▶ [ACTIVITY]:
Your response should consist of every record, exactly as given.

▶ [RECORDED DATA]:
╭──
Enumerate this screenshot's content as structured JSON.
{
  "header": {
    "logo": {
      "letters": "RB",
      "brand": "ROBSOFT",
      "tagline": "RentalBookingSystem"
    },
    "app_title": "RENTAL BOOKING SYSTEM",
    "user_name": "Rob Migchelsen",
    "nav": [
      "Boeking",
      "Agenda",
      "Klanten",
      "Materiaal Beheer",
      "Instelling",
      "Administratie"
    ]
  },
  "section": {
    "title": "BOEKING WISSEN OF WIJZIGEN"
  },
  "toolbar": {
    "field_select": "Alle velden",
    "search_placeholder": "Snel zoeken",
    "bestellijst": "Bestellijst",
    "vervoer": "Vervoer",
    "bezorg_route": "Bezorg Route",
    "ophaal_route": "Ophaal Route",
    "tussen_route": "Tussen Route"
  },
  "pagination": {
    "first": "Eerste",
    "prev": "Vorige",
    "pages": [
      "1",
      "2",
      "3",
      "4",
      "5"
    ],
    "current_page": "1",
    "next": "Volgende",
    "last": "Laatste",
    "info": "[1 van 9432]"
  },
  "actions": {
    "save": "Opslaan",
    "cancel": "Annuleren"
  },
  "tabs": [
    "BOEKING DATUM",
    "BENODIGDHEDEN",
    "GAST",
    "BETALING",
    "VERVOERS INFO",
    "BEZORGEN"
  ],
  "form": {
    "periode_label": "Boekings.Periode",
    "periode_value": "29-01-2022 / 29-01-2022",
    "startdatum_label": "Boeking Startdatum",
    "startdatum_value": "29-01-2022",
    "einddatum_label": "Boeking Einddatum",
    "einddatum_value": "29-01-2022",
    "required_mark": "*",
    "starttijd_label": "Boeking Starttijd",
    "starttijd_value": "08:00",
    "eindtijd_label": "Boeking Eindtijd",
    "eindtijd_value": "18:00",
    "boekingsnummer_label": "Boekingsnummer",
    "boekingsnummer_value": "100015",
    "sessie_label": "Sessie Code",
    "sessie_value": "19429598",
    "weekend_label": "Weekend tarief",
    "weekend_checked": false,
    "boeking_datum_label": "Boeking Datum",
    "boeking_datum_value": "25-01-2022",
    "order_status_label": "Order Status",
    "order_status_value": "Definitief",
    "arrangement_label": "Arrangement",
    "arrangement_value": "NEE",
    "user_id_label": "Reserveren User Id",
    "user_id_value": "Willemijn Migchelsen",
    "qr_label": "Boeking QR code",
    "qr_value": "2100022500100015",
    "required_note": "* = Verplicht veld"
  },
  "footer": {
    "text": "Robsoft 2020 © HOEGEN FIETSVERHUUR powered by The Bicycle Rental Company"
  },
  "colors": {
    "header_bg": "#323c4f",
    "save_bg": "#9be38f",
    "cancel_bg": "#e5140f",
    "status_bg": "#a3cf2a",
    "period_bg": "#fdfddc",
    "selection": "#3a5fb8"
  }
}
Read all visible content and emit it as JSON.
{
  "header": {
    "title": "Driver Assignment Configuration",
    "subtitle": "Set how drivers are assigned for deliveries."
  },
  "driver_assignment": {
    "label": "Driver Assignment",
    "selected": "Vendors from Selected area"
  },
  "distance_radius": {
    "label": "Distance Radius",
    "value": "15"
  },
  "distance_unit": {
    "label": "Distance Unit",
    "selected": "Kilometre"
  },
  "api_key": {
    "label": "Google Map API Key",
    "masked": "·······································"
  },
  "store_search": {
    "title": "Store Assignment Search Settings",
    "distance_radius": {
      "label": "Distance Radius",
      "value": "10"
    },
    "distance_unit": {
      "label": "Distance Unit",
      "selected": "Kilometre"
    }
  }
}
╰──
▶ [TASK OUTPUT]:
Enumerate this screenshot's content as structured JSON.
{
  "header": {
    "logo": {
      "letters": "RB",
      "brand": "ROBSOFT",
      "tagline": "RentalBookingSystem"
    },
    "app_title": "RENTAL BOOKING SYSTEM",
    "user_name": "Rob Migchelsen",
    "nav": [
      "Boeking",
      "Agenda",
      "Klanten",
      "Materiaal Beheer",
      "Instelling",
      "Administratie"
    ]
  },
  "section": {
    "title": "BOEKING WISSEN OF WIJZIGEN"
  },
  "toolbar": {
    "field_select": "Alle velden",
    "search_placeholder": "Snel zoeken",
    "bestellijst": "Bestellijst",
    "vervoer": "Vervoer",
    "bezorg_route": "Bezorg Route",
    "ophaal_route": "Ophaal Route",
    "tussen_route": "Tussen Route"
  },
  "pagination": {
    "first": "Eerste",
    "prev": "Vorige",
    "pages": [
      "1",
      "2",
      "3",
      "4",
      "5"
    ],
    "current_page": "1",
    "next": "Volgende",
    "last": "Laatste",
    "info": "[1 van 9432]"
  },
  "actions": {
    "save": "Opslaan",
    "cancel": "Annuleren"
  },
  "tabs": [
    "BOEKING DATUM",
    "BENODIGDHEDEN",
    "GAST",
    "BETALING",
    "VERVOERS INFO",
    "BEZORGEN"
  ],
  "form": {
    "periode_label": "Boekings.Periode",
    "periode_value": "29-01-2022 / 29-01-2022",
    "startdatum_label": "Boeking Startdatum",
    "startdatum_value": "29-01-2022",
    "einddatum_label": "Boeking Einddatum",
    "einddatum_value": "29-01-2022",
    "required_mark": "*",
    "starttijd_label": "Boeking Starttijd",
    "starttijd_value": "08:00",
    "eindtijd_label": "Boeking Eindtijd",
    "eindtijd_value": "18:00",
    "boekingsnummer_label": "Boekingsnummer",
    "boekingsnummer_value": "100015",
    "sessie_label": "Sessie Code",
    "sessie_value": "19429598",
    "weekend_label": "Weekend tarief",
    "weekend_checked": false,
    "boeking_datum_label": "Boeking Datum",
    "boeking_datum_value": "25-01-2022",
    "order_status_label": "Order Status",
    "order_status_value": "Definitief",
    "arrangement_label": "Arrangement",
    "arrangement_value": "NEE",
    "user_id_label": "Reserveren User Id",
    "user_id_value": "Willemijn Migchelsen",
    "qr_label": "Boeking QR code",
    "qr_value": "2100022500100015",
    "required_note": "* = Verplicht veld"
  },
  "footer": {
    "text": "Robsoft 2020 © HOEGEN FIETSVERHUUR powered by The Bicycle Rental Company"
  },
  "colors": {
    "header_bg": "#323c4f",
    "save_bg": "#9be38f",
    "cancel_bg": "#e5140f",
    "status_bg": "#a3cf2a",
    "period_bg": "#fdfddc",
    "selection": "#3a5fb8"
  }
}
Read all visible content and emit it as JSON.
{
  "header": {
    "title": "Driver Assignment Configuration",
    "subtitle": "Set how drivers are assigned for deliveries."
  },
  "driver_assignment": {
    "label": "Driver Assignment",
    "selected": "Vendors from Selected area"
  },
  "distance_radius": {
    "label": "Distance Radius",
    "value": "15"
  },
  "distance_unit": {
    "label": "Distance Unit",
    "selected": "Kilometre"
  },
  "api_key": {
    "label": "Google Map API Key",
    "masked": "·······································"
  },
  "store_search": {
    "title": "Store Assignment Search Settings",
    "distance_radius": {
      "label": "Distance Radius",
      "value": "10"
    },
    "distance_unit": {
      "label": "Distance Unit",
      "selected": "Kilometre"
    }
  }
}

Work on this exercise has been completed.